Whether an entry is long or short, retype it exactly.

Top of Record extracts

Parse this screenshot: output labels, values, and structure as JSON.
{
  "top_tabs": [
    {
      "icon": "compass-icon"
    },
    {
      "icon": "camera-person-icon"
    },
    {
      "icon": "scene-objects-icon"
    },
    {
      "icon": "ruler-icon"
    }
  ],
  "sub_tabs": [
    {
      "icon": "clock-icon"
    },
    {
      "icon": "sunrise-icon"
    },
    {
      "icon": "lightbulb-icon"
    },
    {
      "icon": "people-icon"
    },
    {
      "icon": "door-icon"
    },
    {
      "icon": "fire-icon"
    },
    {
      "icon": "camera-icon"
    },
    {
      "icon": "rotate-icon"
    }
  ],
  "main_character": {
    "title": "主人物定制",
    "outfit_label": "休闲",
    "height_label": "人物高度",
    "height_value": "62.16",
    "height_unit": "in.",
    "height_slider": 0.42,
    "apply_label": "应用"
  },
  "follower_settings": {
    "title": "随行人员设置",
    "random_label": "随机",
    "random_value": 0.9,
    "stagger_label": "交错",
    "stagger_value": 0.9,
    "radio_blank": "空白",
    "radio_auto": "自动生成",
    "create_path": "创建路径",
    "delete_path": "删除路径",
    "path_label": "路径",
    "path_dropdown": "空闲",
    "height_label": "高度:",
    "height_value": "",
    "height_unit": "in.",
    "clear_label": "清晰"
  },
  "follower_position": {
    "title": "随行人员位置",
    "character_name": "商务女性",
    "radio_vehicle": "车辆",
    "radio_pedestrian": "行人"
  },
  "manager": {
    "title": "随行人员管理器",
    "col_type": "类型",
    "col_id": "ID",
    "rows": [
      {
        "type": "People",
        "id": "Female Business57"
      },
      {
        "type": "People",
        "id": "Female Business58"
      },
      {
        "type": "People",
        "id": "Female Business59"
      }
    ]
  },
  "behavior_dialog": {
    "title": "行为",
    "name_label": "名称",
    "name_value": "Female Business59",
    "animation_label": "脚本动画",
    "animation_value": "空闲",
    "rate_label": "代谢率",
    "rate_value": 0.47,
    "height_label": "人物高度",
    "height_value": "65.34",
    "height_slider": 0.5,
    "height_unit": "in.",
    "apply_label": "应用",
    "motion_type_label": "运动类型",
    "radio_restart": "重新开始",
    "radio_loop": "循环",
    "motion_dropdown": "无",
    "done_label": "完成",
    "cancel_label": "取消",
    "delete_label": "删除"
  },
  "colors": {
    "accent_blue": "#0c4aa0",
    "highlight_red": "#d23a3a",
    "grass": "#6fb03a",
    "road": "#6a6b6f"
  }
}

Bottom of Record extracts

Your solution
Parse this screenshot: output labels, values, and structure as JSON.
{
  "top_tabs": [
    {
      "icon": "compass-icon"
    },
    {
      "icon": "camera-person-icon"
    },
    {
      "icon": "scene-objects-icon"
    },
    {
      "icon": "ruler-icon"
    }
  ],
  "sub_tabs": [
    {
      "icon": "clock-icon"
    },
    {
      "icon": "sunrise-icon"
    },
    {
      "icon": "lightbulb-icon"
    },
    {
      "icon": "people-icon"
    },
    {
      "icon": "door-icon"
    },
    {
      "icon": "fire-icon"
    },
    {
      "icon": "camera-icon"
    },
    {
      "icon": "rotate-icon"
    }
  ],
  "main_character": {
    "title": "主人物定制",
    "outfit_label": "休闲",
    "height_label": "人物高度",
    "height_value": "62.16",
    "height_unit": "in.",
    "height_slider": 0.42,
    "apply_label": "应用"
  },
  "follower_settings": {
    "title": "随行人员设置",
    "random_label": "随机",
    "random_value": 0.9,
    "stagger_label": "交错",
    "stagger_value": 0.9,
    "radio_blank": "空白",
    "radio_auto": "自动生成",
    "create_path": "创建路径",
    "delete_path": "删除路径",
    "path_label": "路径",
    "path_dropdown": "空闲",
    "height_label": "高度:",
    "height_value": "",
    "height_unit": "in.",
    "clear_label": "清晰"
  },
  "follower_position": {
    "title": "随行人员位置",
    "character_name": "商务女性",
    "radio_vehicle": "车辆",
    "radio_pedestrian": "行人"
  },
  "manager": {
    "title": "随行人员管理器",
    "col_type": "类型",
    "col_id": "ID",
    "rows": [
      {
        "type": "People",
        "id": "Female Business57"
      },
      {
        "type": "People",
        "id": "Female Business58"
      },
      {
        "type": "People",
        "id": "Female Business59"
      }
    ]
  },
  "behavior_dialog": {
    "title": "行为",
    "name_label": "名称",
    "name_value": "Female Business59",
    "animation_label": "脚本动画",
    "animation_value": "空闲",
    "rate_label": "代谢率",
    "rate_value": 0.47,
    "height_label": "人物高度",
    "height_value": "65.34",
    "height_slider": 0.5,
    "height_unit": "in.",
    "apply_label": "应用",
    "motion_type_label": "运动类型",
    "radio_restart": "重新开始",
    "radio_loop": "循环",
    "motion_dropdown": "无",
    "done_label": "完成",
    "cancel_label": "取消",
    "delete_label": "删除"
  },
  "colors": {
    "accent_blue": "#0c4aa0",
    "highlight_red": "#d23a3a",
    "grass": "#6fb03a",
    "road": "#6a6b6f"
  }
}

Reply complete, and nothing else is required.